*** Opening of WORKING DATA ***
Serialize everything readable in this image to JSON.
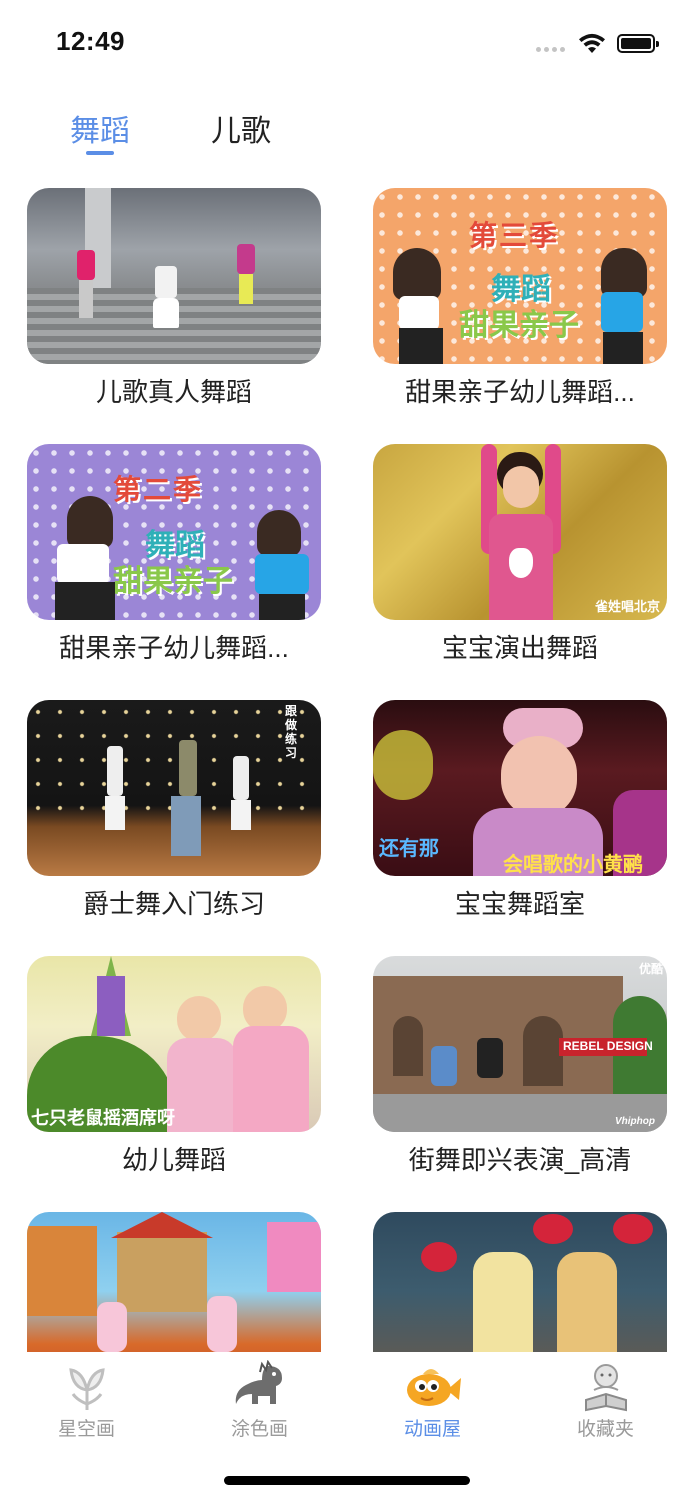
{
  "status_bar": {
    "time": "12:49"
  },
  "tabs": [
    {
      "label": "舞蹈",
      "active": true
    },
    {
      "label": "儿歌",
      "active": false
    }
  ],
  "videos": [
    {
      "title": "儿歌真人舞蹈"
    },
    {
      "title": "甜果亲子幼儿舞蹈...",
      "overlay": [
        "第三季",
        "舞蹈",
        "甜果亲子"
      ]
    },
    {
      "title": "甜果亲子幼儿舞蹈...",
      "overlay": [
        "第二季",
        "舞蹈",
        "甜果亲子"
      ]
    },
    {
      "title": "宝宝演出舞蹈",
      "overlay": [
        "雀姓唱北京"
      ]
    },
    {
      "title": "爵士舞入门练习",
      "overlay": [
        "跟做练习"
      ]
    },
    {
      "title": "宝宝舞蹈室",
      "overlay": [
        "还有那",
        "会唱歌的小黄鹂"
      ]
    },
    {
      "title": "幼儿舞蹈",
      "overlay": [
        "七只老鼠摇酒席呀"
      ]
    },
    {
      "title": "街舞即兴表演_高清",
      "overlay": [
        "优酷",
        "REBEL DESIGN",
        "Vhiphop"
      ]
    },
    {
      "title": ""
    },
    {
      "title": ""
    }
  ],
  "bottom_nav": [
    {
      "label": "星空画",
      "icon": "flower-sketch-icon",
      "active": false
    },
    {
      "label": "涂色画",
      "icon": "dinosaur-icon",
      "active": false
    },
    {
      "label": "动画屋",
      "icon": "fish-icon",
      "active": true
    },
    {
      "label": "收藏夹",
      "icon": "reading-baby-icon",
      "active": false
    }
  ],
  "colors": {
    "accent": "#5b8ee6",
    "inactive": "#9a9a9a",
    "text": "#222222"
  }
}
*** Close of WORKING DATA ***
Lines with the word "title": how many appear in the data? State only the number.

RESULT
10